"I can top that." Derek pretended to glance around before sliding her a conspiratorial look. "As I was moving out, I came upon Samantha's engagement ring in the bathroom. I 'accidentally' flipped it into the commode."

Eve couldn't keep from sucking in her breath at the image. Sam's ring was only half the size of Rae's, but it was one hundred percent more than Eve had ever worn. Too grateful for this moment to resist, she asked, "Did she notice before…you know?"

With a negligent shrug, he replied, "She must have, she signed the divorce papers."

Eve laughed with relief. Incredible, she thought, they were actually making small talk—and it was fun. The few times they'd exchanged greetings back in Texas, she'd hesitated and stuttered like a nine-year-old, finding herself in front of the school principal.

"Are you liking Colorado?" she ventured.

"So far, so good, although it took me a while to adjust to the altitude."

"As physically fit as you people have to be?" Eve didn't hide her surprise. "I thought I was going to have to buy my own personal oxygen tank. And it was a good thing I wasn't wearing a ring anymore because my fingers swelled like sausages on a grill."

Derek's answering glance exposed his amusement but disbelief. "I knew you'd moved, Eve. I just had no idea it was here. I hope this isn't too awkward for you, but I was merely looking for a secluded spot to check my BlackBerry for calls without appearing rude or attracting too much attention."

Sensing he was turning back into FBI Agent Roland, Eve pointed to the sunroom at the back of the kitchen. It was a rather romantic nook with the outdoor lights from the patio twinkling through the floor-to-ceiling windows. "Consider me gone. If you need more light, there's a switch to your left as soon as you enter. You'll have the kitchen to yourself. I'm off to deliver this," she said, gesturing to the bowl that had started their conversation.

Frowning, he reached out to stay her retreat. "Give me a second and I'll carry that beast for you."

With that he removed the BlackBerry from its belt clip, exposing his badge, and focused on the small screen. After only a few seconds and fewer clicks, he replaced it.

"Lead the way," he said, reaching for the heavy receptacle.

She did, acutely aware of his gaze following her every step. Although she thought she looked the best she had in a year, she would have passed on this glove of a dress if not for Rae's insistence when they'd gone on a shopping spree together. Granted, she'd admitted that she was frustrated with her harmless, girl-next-door image, but blatant-vamp persona felt a ridiculous reach.
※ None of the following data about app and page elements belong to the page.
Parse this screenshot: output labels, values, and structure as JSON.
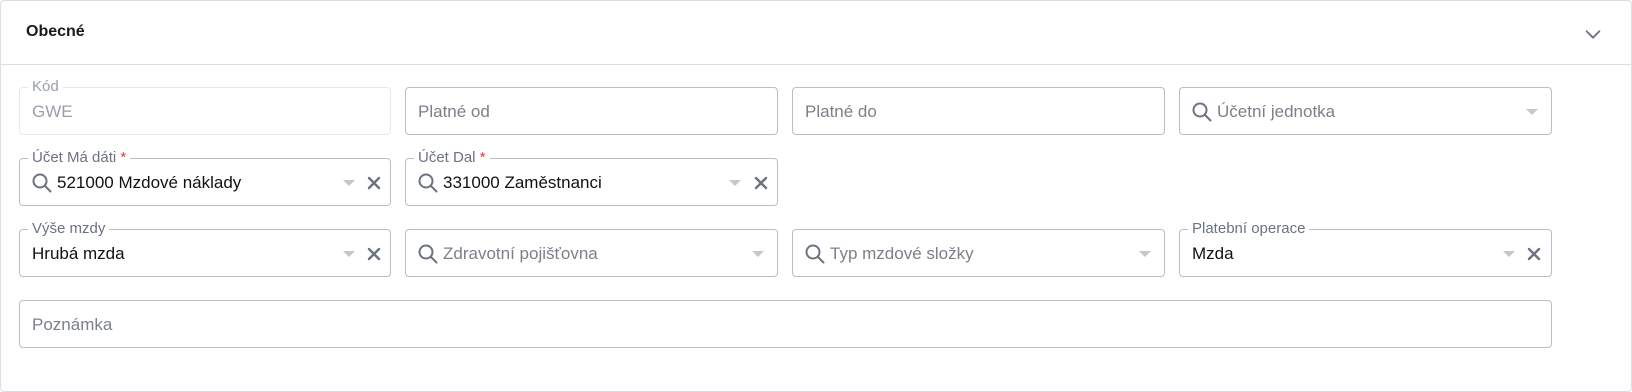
{
  "section": {
    "title": "Obecné"
  },
  "fields": {
    "kod": {
      "label": "Kód",
      "value": "GWE"
    },
    "platne_od": {
      "placeholder": "Platné od"
    },
    "platne_do": {
      "placeholder": "Platné do"
    },
    "ucetni_jednotka": {
      "placeholder": "Účetní jednotka"
    },
    "ucet_ma_dati": {
      "label": "Účet Má dáti",
      "required_mark": "*",
      "value": "521000 Mzdové náklady"
    },
    "ucet_dal": {
      "label": "Účet Dal",
      "required_mark": "*",
      "value": "331000 Zaměstnanci"
    },
    "vyse_mzdy": {
      "label": "Výše mzdy",
      "value": "Hrubá mzda"
    },
    "zdravotni_pojistovna": {
      "placeholder": "Zdravotní pojišťovna"
    },
    "typ_mzdove_slozky": {
      "placeholder": "Typ mzdové složky"
    },
    "platebni_operace": {
      "label": "Platební operace",
      "value": "Mzda"
    },
    "poznamka": {
      "placeholder": "Poznámka"
    }
  },
  "icons": {
    "expand": "chevron-down-icon",
    "search": "search-icon",
    "dropdown": "caret-down-icon",
    "clear": "close-icon"
  },
  "colors": {
    "required": "#e53935",
    "border": "#b9bec7",
    "icon": "#6b7280"
  }
}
Angelina Jolie in The Tourist, she wasn't. But the knee-length dress was a contradiction, as well. It had a demure, high front, but Derek had the real view—a seriously low, cowl neck in back exposing just about every inch of her from nape to waist, all of which was prickling—and not because the temperature in the house was too low. She wasn't a gambler, but she could feel Derek's gaze contemplating what she was and wasn't wearing beneath the thing.
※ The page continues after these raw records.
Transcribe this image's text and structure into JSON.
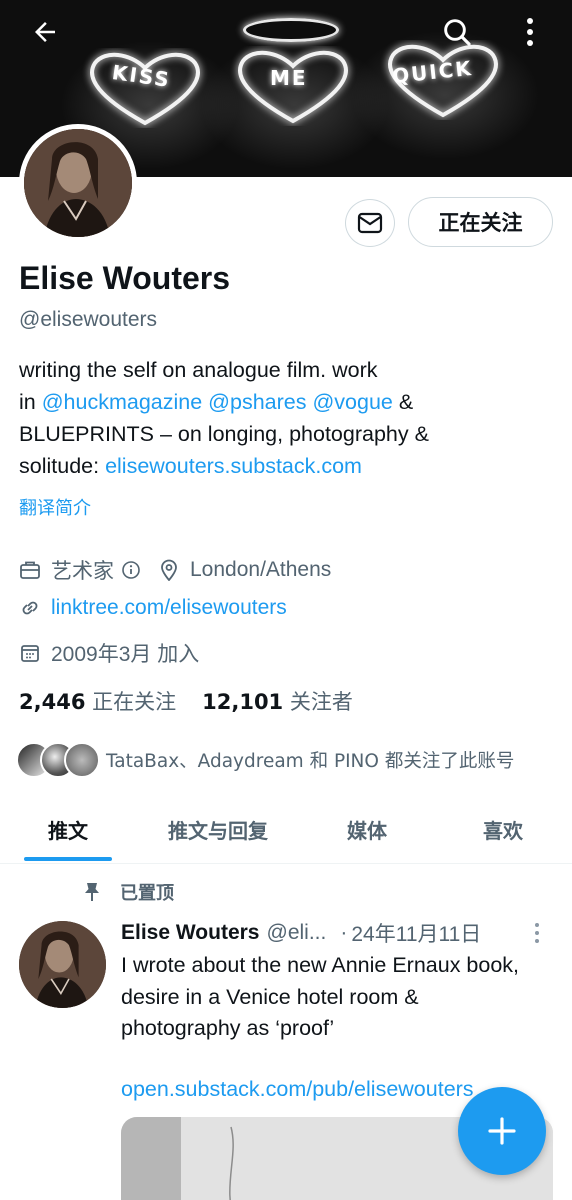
{
  "banner": {
    "hearts": [
      "KISS",
      "ME",
      "QUICK"
    ]
  },
  "topbar": {
    "back_icon": "arrow-left-icon",
    "search_icon": "search-icon",
    "more_icon": "more-vertical-icon"
  },
  "profile": {
    "name": "Elise Wouters",
    "handle": "@elisewouters",
    "follow_status_label": "正在关注",
    "message_icon": "envelope-icon",
    "bio": {
      "line1": "writing the self on analogue film. work",
      "line2_prefix": "in ",
      "mentions": [
        "@huckmagazine",
        "@pshares",
        "@vogue"
      ],
      "amp1": " &",
      "line3": "BLUEPRINTS – on longing, photography &",
      "line4_prefix": "solitude: ",
      "line4_link": "elisewouters.substack.com"
    },
    "translate_label": "翻译简介",
    "category": "艺术家",
    "location": "London/Athens",
    "website": "linktree.com/elisewouters",
    "joined": "2009年3月 加入",
    "following_count": "2,446",
    "following_label": "正在关注",
    "followers_count": "12,101",
    "followers_label": "关注者",
    "followed_by_text": "TataBax、Adaydream 和 PINO 都关注了此账号"
  },
  "tabs": [
    {
      "label": "推文",
      "active": true
    },
    {
      "label": "推文与回复",
      "active": false
    },
    {
      "label": "媒体",
      "active": false
    },
    {
      "label": "喜欢",
      "active": false
    }
  ],
  "pinned_tweet": {
    "pinned_label": "已置顶",
    "author_name": "Elise Wouters",
    "author_handle": "@eli...",
    "separator": "·",
    "date": "24年11月11日",
    "text": "I wrote about the new Annie Ernaux book, desire in a Venice hotel room & photography as ‘proof’",
    "link": "open.substack.com/pub/elisewouters"
  },
  "fab": {
    "icon": "plus-icon"
  },
  "colors": {
    "accent": "#1d9bf0",
    "text_primary": "#0f1419",
    "text_secondary": "#536471",
    "border": "#cfd9de"
  }
}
At the long buffet in the dining room, Eve indicated the spot where the bowl should go and stepped aside for him to put his hefty load in its place. "I do appreciate this," she said as discreetly as she could, counting how many pairs of eyes had noticed.

"My pleasure. Besides, that dress doesn't look like anything you can machine wash and I'm fast concluding that eau de shrimp isn't the right fragrance for you."
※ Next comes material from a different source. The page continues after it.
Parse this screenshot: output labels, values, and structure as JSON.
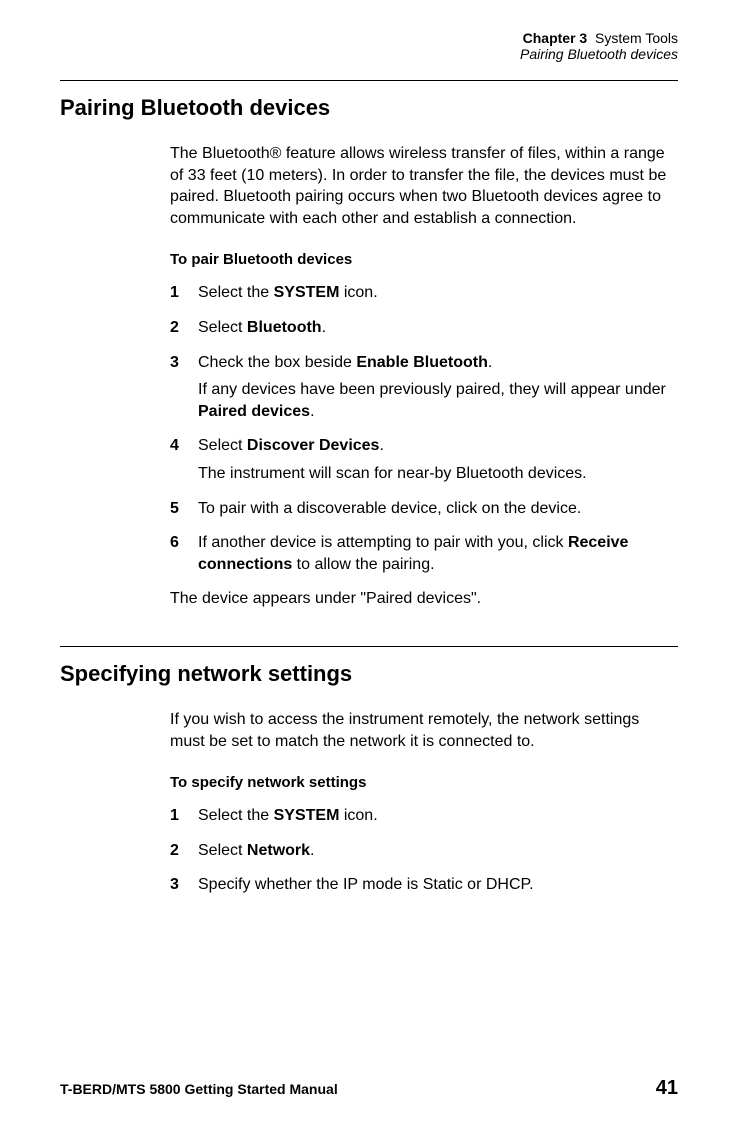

She heard a few chuckles from people overhearing the exchange and felt a betraying heat creep into her face. Special Agent Roland was flirting…with her. The man whom she last saw angry enough to bite inch-thick bolts in two when he'd come to confront Wes about his affair with Samantha. She couldn't begin to wrap her mind around that idea.

Customer Reviews

Most Helpful Customer Reviews

See All Customer Reviews

The Surprise of Her Life 3 out of 5 based on 0 ratings. 3 reviews.
Anonymous More than 1 year ago
Anonymous More than 1 year ago
Anonymous More than 1 year ago